The sight of the youngest daughter of Martin Luther King Jr.
standing at her father's gravesite Saturday with thousands of demonstrators to
denounce same-sex marriage was painful. The Rev. Bernice King and march
organizers deliberately chose King's resting place in Atlanta to imply that he
would have stood with them. But Martin Luther King's uncompromising battle
against discrimination during his life -- and his persistent refusal to
distance himself from a well-known gay civil rights leader -- show that King
never would have endorsed an anti-gay campaign.
It's not the first time that a King family member has sullied King's name
and legacy to torpedo gay rights. In 1998, King's niece, Alveda King,
barnstormed the country speaking at rallies against gay-rights legislation. In
case anyone missed the King family connection, her group is named King for
America. Gay-rights groups everywhere countered King's "repent and save
yourself" message to gays by quoting a public statement Coretta Scott King
issued in 1996, in which she said that King would be a champion of gay rights
if he were alive.
At Saturday's event, King's daughter was careful not to mention same-sex
marriage in her talk. Her mentor and march organizer, Bishop Eddie Long,
cautiously downplayed the issue, though media reported that Long's Web site
listed promoting a federal amendment against same-sex marriage as a major goal
of the march. But Bernice King is an outspoken evangelical, and in the last
couple of years she and other black evangelicals have marched, protested, and
written letters and petitions denouncing such marriages. Polls show that black

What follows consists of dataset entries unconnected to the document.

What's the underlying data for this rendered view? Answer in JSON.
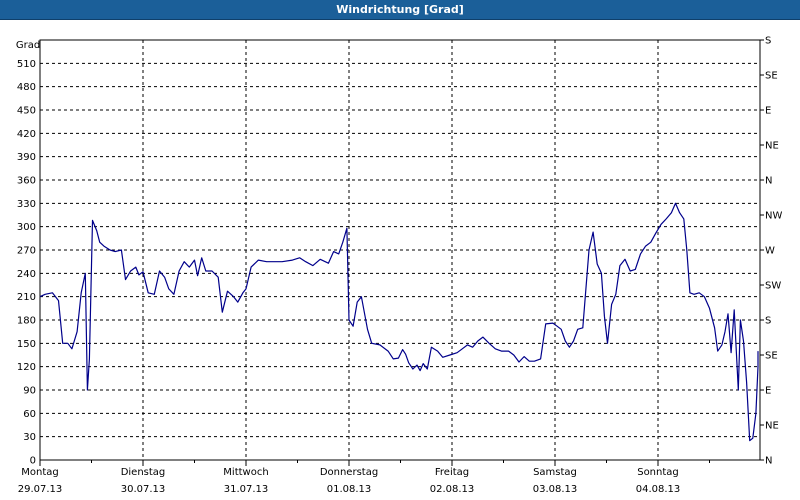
{
  "window": {
    "title": "Windrichtung [Grad]"
  },
  "colors": {
    "titlebar": "#1b5f99",
    "line": "#00008b",
    "grid": "#000000"
  },
  "chart_data": {
    "type": "line",
    "title": "Windrichtung [Grad]",
    "ylabel": "Grad",
    "ylim": [
      0,
      540
    ],
    "grid": true,
    "y_ticks": [
      0,
      30,
      60,
      90,
      120,
      150,
      180,
      210,
      240,
      270,
      300,
      330,
      360,
      390,
      420,
      450,
      480,
      510
    ],
    "right_axis_labels": [
      "N",
      "NE",
      "E",
      "SE",
      "S",
      "SW",
      "W",
      "NW",
      "N",
      "NE",
      "E",
      "SE",
      "S"
    ],
    "x_ticks": [
      {
        "day": "Montag",
        "date": "29.07.13"
      },
      {
        "day": "Dienstag",
        "date": "30.07.13"
      },
      {
        "day": "Mittwoch",
        "date": "31.07.13"
      },
      {
        "day": "Donnerstag",
        "date": "01.08.13"
      },
      {
        "day": "Freitag",
        "date": "02.08.13"
      },
      {
        "day": "Samstag",
        "date": "03.08.13"
      },
      {
        "day": "Sonntag",
        "date": "04.08.13"
      }
    ],
    "xlim_days": [
      0,
      7
    ],
    "series": [
      {
        "values": [
          [
            0.0,
            210
          ],
          [
            0.05,
            213
          ],
          [
            0.12,
            215
          ],
          [
            0.18,
            205
          ],
          [
            0.22,
            150
          ],
          [
            0.27,
            150
          ],
          [
            0.31,
            143
          ],
          [
            0.36,
            165
          ],
          [
            0.4,
            215
          ],
          [
            0.44,
            240
          ],
          [
            0.46,
            90
          ],
          [
            0.48,
            130
          ],
          [
            0.51,
            308
          ],
          [
            0.55,
            295
          ],
          [
            0.58,
            280
          ],
          [
            0.62,
            275
          ],
          [
            0.68,
            270
          ],
          [
            0.73,
            268
          ],
          [
            0.79,
            270
          ],
          [
            0.83,
            232
          ],
          [
            0.88,
            243
          ],
          [
            0.93,
            248
          ],
          [
            0.96,
            238
          ],
          [
            1.0,
            242
          ],
          [
            1.05,
            215
          ],
          [
            1.11,
            213
          ],
          [
            1.16,
            243
          ],
          [
            1.21,
            235
          ],
          [
            1.25,
            220
          ],
          [
            1.3,
            213
          ],
          [
            1.35,
            243
          ],
          [
            1.4,
            255
          ],
          [
            1.45,
            248
          ],
          [
            1.5,
            257
          ],
          [
            1.53,
            237
          ],
          [
            1.57,
            260
          ],
          [
            1.61,
            243
          ],
          [
            1.67,
            243
          ],
          [
            1.73,
            235
          ],
          [
            1.77,
            190
          ],
          [
            1.82,
            217
          ],
          [
            1.88,
            210
          ],
          [
            1.92,
            203
          ],
          [
            1.97,
            215
          ],
          [
            2.0,
            220
          ],
          [
            2.05,
            248
          ],
          [
            2.12,
            257
          ],
          [
            2.2,
            255
          ],
          [
            2.35,
            255
          ],
          [
            2.45,
            257
          ],
          [
            2.52,
            260
          ],
          [
            2.58,
            255
          ],
          [
            2.65,
            250
          ],
          [
            2.72,
            258
          ],
          [
            2.8,
            253
          ],
          [
            2.85,
            268
          ],
          [
            2.9,
            265
          ],
          [
            2.94,
            280
          ],
          [
            2.98,
            298
          ],
          [
            3.0,
            180
          ],
          [
            3.04,
            172
          ],
          [
            3.08,
            203
          ],
          [
            3.12,
            210
          ],
          [
            3.18,
            168
          ],
          [
            3.22,
            150
          ],
          [
            3.3,
            148
          ],
          [
            3.38,
            140
          ],
          [
            3.43,
            130
          ],
          [
            3.48,
            131
          ],
          [
            3.52,
            142
          ],
          [
            3.55,
            136
          ],
          [
            3.58,
            125
          ],
          [
            3.62,
            117
          ],
          [
            3.66,
            122
          ],
          [
            3.69,
            115
          ],
          [
            3.72,
            124
          ],
          [
            3.76,
            117
          ],
          [
            3.8,
            145
          ],
          [
            3.86,
            140
          ],
          [
            3.91,
            132
          ],
          [
            3.98,
            135
          ],
          [
            4.05,
            138
          ],
          [
            4.1,
            143
          ],
          [
            4.15,
            148
          ],
          [
            4.2,
            145
          ],
          [
            4.25,
            153
          ],
          [
            4.3,
            158
          ],
          [
            4.36,
            150
          ],
          [
            4.42,
            143
          ],
          [
            4.48,
            140
          ],
          [
            4.55,
            140
          ],
          [
            4.6,
            135
          ],
          [
            4.65,
            126
          ],
          [
            4.7,
            133
          ],
          [
            4.75,
            127
          ],
          [
            4.8,
            127
          ],
          [
            4.86,
            130
          ],
          [
            4.91,
            175
          ],
          [
            4.98,
            176
          ],
          [
            5.02,
            172
          ],
          [
            5.06,
            168
          ],
          [
            5.1,
            153
          ],
          [
            5.14,
            145
          ],
          [
            5.18,
            153
          ],
          [
            5.22,
            168
          ],
          [
            5.27,
            170
          ],
          [
            5.33,
            270
          ],
          [
            5.37,
            293
          ],
          [
            5.41,
            252
          ],
          [
            5.45,
            240
          ],
          [
            5.48,
            185
          ],
          [
            5.51,
            150
          ],
          [
            5.55,
            200
          ],
          [
            5.59,
            213
          ],
          [
            5.63,
            250
          ],
          [
            5.68,
            258
          ],
          [
            5.73,
            243
          ],
          [
            5.78,
            245
          ],
          [
            5.83,
            265
          ],
          [
            5.88,
            275
          ],
          [
            5.93,
            280
          ],
          [
            5.98,
            292
          ],
          [
            6.03,
            303
          ],
          [
            6.08,
            310
          ],
          [
            6.13,
            318
          ],
          [
            6.17,
            330
          ],
          [
            6.21,
            318
          ],
          [
            6.25,
            310
          ],
          [
            6.28,
            270
          ],
          [
            6.31,
            215
          ],
          [
            6.35,
            213
          ],
          [
            6.4,
            215
          ],
          [
            6.45,
            210
          ],
          [
            6.5,
            195
          ],
          [
            6.55,
            170
          ],
          [
            6.58,
            140
          ],
          [
            6.62,
            148
          ],
          [
            6.65,
            165
          ],
          [
            6.68,
            188
          ],
          [
            6.71,
            138
          ],
          [
            6.74,
            193
          ],
          [
            6.78,
            90
          ],
          [
            6.8,
            180
          ],
          [
            6.83,
            153
          ],
          [
            6.86,
            100
          ],
          [
            6.89,
            25
          ],
          [
            6.92,
            28
          ],
          [
            6.95,
            60
          ],
          [
            6.98,
            120
          ],
          [
            7.0,
            140
          ]
        ]
      }
    ]
  }
}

evangelicals' hostility to same-sex marriage is much stronger than that of
In the 1960s, gay rights were invisible on America's public policy radar,
and homosexuality in both black and white communities was hushed up. There's
not a word about homosexuality in any of Martin Luther King Jr.'s speeches or
writings. There's a way, however, to gauge what his feelings were on the issue,
and that is the longtime personal and political relationship that King had
with Bayard Rustin. Best known as the driving force behind the historic 1963
March on Washington, Rustin was a close King associate and a known homosexual.
(In 1953, Rustin was convicted on "morals" charges -- the parlance, in the
frozen mood of that day, for homosexual acts.) King knew this, as did top FBI
officials, black elected officials, civil-rights leaders and the tight circle
of black ministers around King. That didn't deter King from embracing Rustin.
At the high point of the Montgomery bus boycott in 1956 that launched
King into the national spotlight, and over the vehement opposition of black
ministers who called homosexuals and Rustin unsavory and evil, King invited
Rustin to come to Montgomery as an adviser. A year later, King asked Rustin to
draft the resolutions and the organizational charter of his fledging Southern
Christian Leadership Conference. He demanded that the SCLC board, mostly
composed of black ministers, hire Rustin as its coordinator and publicist. The
board flatly turned him down, and though it was unstated, Rustin's
homosexuality was a major reason.
The issue continued to dog King and his relationship with Rustin. Harlem
Congressman Adam Clayton Powell publicly threatened to accuse King of having a
homosexual affair with Rustin if he didn't call off planned demonstrations at
the 1960 Democratic convention. King didn't buckle to Powell's blackmail
threat and went ahead with the demonstrations anyway.
During the next few years, the assault on Rustin's homosexuality, and the
pressure on King to dump him, escalated. FBI Director J. Edgar Hoover publicly
released wiretaps of scurrilous remarks King associates made about Rustin's
homosexuality. On the eve of the March on Washington in 1963, South Carolina
Sen. Strom Thurmond denounced Rustin on the Senate floor as a sexual pervert,
and inserted a copy of his 1953 arrest booking slip in the Congressional
Record. President Kennedy and Attorney General Bobby Kennedy also flatly
demanded that King get rid of him. King did not publicly break with Rustin.
And when he did eventually distance himself politically from Rustin, he gave
no public hint that his homosexuality was an issue.
King risked much to work with and defend Rustin during the tumultuous
battles of the civil-rights era. He valued him as an ally and a major player
in the struggle. He also believed that deeply embodied in the civil-rights
fight was a person's right to be whom and what he was. While King may have
praised his daughter for having the courage and conviction to march for her
beliefs, bigotry is still bigotry, whether it's about race or sexual
orientation. He would not have marched by her side.
Earl Ofari Hutchinson is a political analyst and the author of "The Crisis in Black and Black" (Middle Passage Press).
2004 San Francisco Chronicle